Doing Good While Searching For Good Performance
More and more investors want to invest with a purpose and fund issuers are meeting that demand with a raft of exchange traded funds targeting the environmental, social and governance (ESG) themes.
Data confirm that not only is interest in sustainable rising, but more companies are acknowledging the importance of ESG factors as well.
“Interest in sustainable investing is rising. The average S&P 500 firm cites ESG-related terms in earnings calls nearly twice as often as a decade ago, our text analysis of transcripts show,” said BlackRock in a recent note. “Consumer staples, financials and health care lead the way. See the chart above. Meanwhile, regulation and investors’ desire to do good, mitigate risk or access niche market opportunities is stoking interest just as new benchmarks and products are making ESG investing more accessible across asset classes and regions.”
The iShares MSCI USA ESG Select ETF (NYSE:SUSA), which follows the MSCI USA Extended ESG Select Index, debuted over 13 years ago and today has nearly $723 million in assets under management, making it one of the largest ESG ETFs in the U.S.
Why It's Important
Indeed, investors are allocating more assets to ESG funds.
“Total assets in ESG-dedicated mutual funds and exchange-traded funds in Europe and the U.S. grew nearly 50% from 2013 to 2017, according to Cerulli Associates,” said BlackRock. “We find flows have picked up further in 2018. As more investors factor ESG considerations into their investment decision-making, there is good reason to believe the relationship between ESG and asset performance could further strengthen. We’ve found early evidence that a strong ESG focus may be linked to equity outperformance over time.”
From 2014 through 2017, SUSA outperformed the S&P 500 on an annual basis in three of those four years.
ETF issuers have been and will likely continue introducing nuanced ESG funds as well as products that feature exposure to other asset classes, including ex-U.S. markets and bonds. There's evidence supporting the notion that sustainable works with international equities.

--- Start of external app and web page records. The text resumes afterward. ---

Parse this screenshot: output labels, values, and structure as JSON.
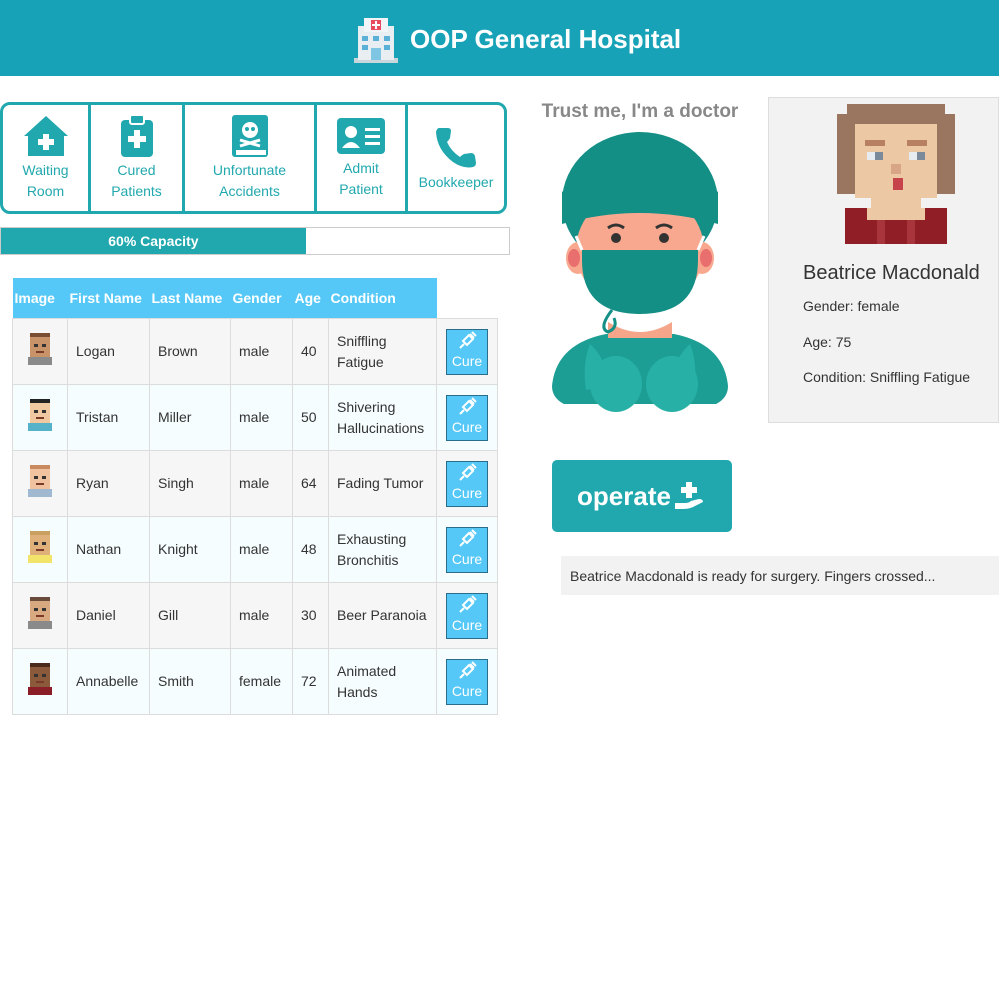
{
  "header": {
    "title": "OOP General Hospital"
  },
  "nav": [
    {
      "label": "Waiting\nRoom",
      "icon": "house-medical-icon"
    },
    {
      "label": "Cured\nPatients",
      "icon": "clipboard-medical-icon"
    },
    {
      "label": "Unfortunate\nAccidents",
      "icon": "skull-book-icon"
    },
    {
      "label": "Admit\nPatient",
      "icon": "id-card-icon"
    },
    {
      "label": "Bookkeeper",
      "icon": "phone-icon"
    }
  ],
  "capacity": {
    "label": "60% Capacity",
    "fraction": 0.6
  },
  "table": {
    "headers": [
      "Image",
      "First Name",
      "Last Name",
      "Gender",
      "Age",
      "Condition"
    ],
    "cure_label": "Cure",
    "rows": [
      {
        "first": "Logan",
        "last": "Brown",
        "gender": "male",
        "age": "40",
        "condition": "Sniffling Fatigue"
      },
      {
        "first": "Tristan",
        "last": "Miller",
        "gender": "male",
        "age": "50",
        "condition": "Shivering Hallucinations"
      },
      {
        "first": "Ryan",
        "last": "Singh",
        "gender": "male",
        "age": "64",
        "condition": "Fading Tumor"
      },
      {
        "first": "Nathan",
        "last": "Knight",
        "gender": "male",
        "age": "48",
        "condition": "Exhausting Bronchitis"
      },
      {
        "first": "Daniel",
        "last": "Gill",
        "gender": "male",
        "age": "30",
        "condition": "Beer Paranoia"
      },
      {
        "first": "Annabelle",
        "last": "Smith",
        "gender": "female",
        "age": "72",
        "condition": "Animated Hands"
      }
    ]
  },
  "doctor": {
    "title": "Trust me, I'm a doctor"
  },
  "patient": {
    "name": "Beatrice Macdonald",
    "gender": "Gender: female",
    "age": "Age: 75",
    "condition": "Condition: Sniffling Fatigue"
  },
  "operate": {
    "label": "operate"
  },
  "message": "Beatrice Macdonald is ready for surgery. Fingers crossed...",
  "colors": {
    "teal": "#21a8ae",
    "header": "#17a2b8",
    "table_header": "#55c8f8",
    "cure": "#55c8f8"
  }
}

“Annualized total returns of the ESG indexes since 2012 matched or slightly exceeded the standard index in both developed and emerging markets (EM), with comparable volatility, our study found,” said BlackRock. “Early evidence also suggests that an ESG focus may offer the greatest rewards in EM, where issues such as shareholder protections, natural resources management and labor relations can be important performance differentiators.”
© 2021 Benzinga.com. Benzinga does not provide investment advice. All rights reserved.